An aerial shot of Black Rock City, where Burning Man takes place each year. The horseshoe-shaped city houses over 70,000 visitors for the nine-day event. The settlements lie around the edge, the Man effigy that is burned at the end of the week stands in the center, and the temple is positioned at the opening of the semi-circle -- the last man-made structure before the expanse of desert beyond. Courtesy Scott London
Designed by Marisha Farnsworth, Steve Brummond and Mark Sinclair, the 2017 temple was made from 100 dead trees to represent the 100 million trees that died in California's forests from drought and diseases between 2010 and 2016. Courtesy Leori Gill
The large timbers of 2017's temple were assembled to create a delicate, interwoven structure that was 150 feet wide. The latticed wood created patterned shadows, while the focus of the central space was a void in the spire where the sunlight shone into. @curtissimmons
David Best, the architect behind nine Burning Man temples and leader of the Temple Crew (a group of volunteers who help to build the structures), designed the 2016 temple. It was 100 feet tall and built from scrap wood, featuring intricately carved designs inspired by traditional places of worship. Courtesy @curtissimmons
Designed by Jazz Tigan, the lobed spire at the opening of 2015's Temple of Promise was 97-feet high, while the tail of the building curled inwards around an open-air grove with bare trees. Courtesy Leori Gill

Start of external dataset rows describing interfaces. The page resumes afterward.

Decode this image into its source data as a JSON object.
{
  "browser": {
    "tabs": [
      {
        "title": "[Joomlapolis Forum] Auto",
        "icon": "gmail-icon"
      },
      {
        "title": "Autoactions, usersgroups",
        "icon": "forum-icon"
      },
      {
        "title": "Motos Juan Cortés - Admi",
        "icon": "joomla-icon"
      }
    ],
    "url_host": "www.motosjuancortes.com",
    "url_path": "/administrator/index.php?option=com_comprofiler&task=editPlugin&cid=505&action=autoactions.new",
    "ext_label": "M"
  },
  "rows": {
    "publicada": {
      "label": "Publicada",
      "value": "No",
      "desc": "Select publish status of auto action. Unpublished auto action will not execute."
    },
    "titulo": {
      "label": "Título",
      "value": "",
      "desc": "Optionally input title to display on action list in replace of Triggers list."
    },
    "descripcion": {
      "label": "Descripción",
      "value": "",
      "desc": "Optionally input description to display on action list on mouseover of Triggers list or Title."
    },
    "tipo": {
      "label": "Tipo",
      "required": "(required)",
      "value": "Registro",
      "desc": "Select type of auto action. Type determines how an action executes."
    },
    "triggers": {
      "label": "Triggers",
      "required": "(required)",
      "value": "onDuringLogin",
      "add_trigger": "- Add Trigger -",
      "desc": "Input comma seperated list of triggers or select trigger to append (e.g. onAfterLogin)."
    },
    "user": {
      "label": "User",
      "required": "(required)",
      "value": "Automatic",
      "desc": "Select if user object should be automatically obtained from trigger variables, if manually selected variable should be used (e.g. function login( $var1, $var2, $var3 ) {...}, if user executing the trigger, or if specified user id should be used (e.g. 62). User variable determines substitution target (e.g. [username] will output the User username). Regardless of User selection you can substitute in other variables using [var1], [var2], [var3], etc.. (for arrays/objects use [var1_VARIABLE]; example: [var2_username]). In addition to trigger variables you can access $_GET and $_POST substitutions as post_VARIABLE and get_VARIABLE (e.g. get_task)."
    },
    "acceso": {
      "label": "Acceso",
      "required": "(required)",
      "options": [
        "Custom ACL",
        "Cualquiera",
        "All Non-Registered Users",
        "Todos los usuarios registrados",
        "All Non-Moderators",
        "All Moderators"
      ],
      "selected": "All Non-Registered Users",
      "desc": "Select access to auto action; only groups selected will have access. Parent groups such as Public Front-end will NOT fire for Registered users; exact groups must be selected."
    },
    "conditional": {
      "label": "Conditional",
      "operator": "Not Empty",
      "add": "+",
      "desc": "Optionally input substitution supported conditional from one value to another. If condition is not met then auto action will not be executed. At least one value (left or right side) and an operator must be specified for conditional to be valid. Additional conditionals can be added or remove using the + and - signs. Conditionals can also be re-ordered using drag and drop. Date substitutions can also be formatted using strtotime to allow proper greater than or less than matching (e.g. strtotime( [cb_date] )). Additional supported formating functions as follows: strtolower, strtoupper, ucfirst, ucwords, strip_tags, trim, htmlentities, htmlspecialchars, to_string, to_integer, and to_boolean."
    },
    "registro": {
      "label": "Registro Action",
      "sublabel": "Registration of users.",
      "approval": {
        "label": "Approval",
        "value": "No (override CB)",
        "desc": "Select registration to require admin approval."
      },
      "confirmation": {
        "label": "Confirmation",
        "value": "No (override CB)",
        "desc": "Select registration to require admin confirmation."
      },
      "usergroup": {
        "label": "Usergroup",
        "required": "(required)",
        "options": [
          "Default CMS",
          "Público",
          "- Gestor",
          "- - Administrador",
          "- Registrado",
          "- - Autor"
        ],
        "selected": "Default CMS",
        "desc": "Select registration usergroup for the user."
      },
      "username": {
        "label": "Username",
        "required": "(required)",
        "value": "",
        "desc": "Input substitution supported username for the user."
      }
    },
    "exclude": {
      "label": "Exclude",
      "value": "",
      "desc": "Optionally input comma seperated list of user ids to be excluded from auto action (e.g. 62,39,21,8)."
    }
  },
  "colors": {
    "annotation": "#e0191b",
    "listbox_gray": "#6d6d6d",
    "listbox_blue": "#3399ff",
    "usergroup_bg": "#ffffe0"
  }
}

Visitors could write messages on strips of white cloth and tie them to the trees in the center of the Temple of Promise. The structure, without a central altar, was a departure from traditional Burning Man temples, and intended as a path rather than a destination. @curtissimmons
The Temple of Grace was another David Best creation. Designed in a classic style with a large dome, it emphasized the spirit of community. Courtesy @curtissimmons
Gregg Fleishman designed the Temple of Whollyness using sacred mathematical proportions. It is crafted out of wooden pieces that interlock without nails or glue. Its name derives from the concept that spirituality is a balance between three states of mind -- to be holy, holey, or wholly present.
Courtesy @curtissimmons
The theme for this year's Burning Man was "Fertility 2.0." So David Best's Temple of Juno was aptly named after the Roman goddess of marriage and childbirth, and the protectress of women. Best's design returned to a more traditional temple style. Courtesy David Best Temple Crew
The Temple of Transition's three-tiered central tower was 120 feet tall and connected by bridges to the five hexagonal towers surrounding it. Courtesy Dmitry Sumin
The Temple of Forgiveness was another creation from Best and the Temple Crew. The intricately cut and layered wood was reminiscent of an Asian pagoda. Courtesy David Best Temple Crew
Temple of Stars, by David Best and the Temple Crew, was a quarter of a mile long and almost 120 feet tall. Courtesy David Best Temple Crew
Visitors could walk along the The Temple of Stars' bridges and leave memorials and messages inside it. Courtesy David Best Temple Crew
The Temple of Tears was designed by David Best and the Temple Crew in 2001 -- the year that the temple tradition really took hold. By the end of the week-long event, prayers and messages were written all over the structure, before it was burned. Courtesy David Best Temple Crew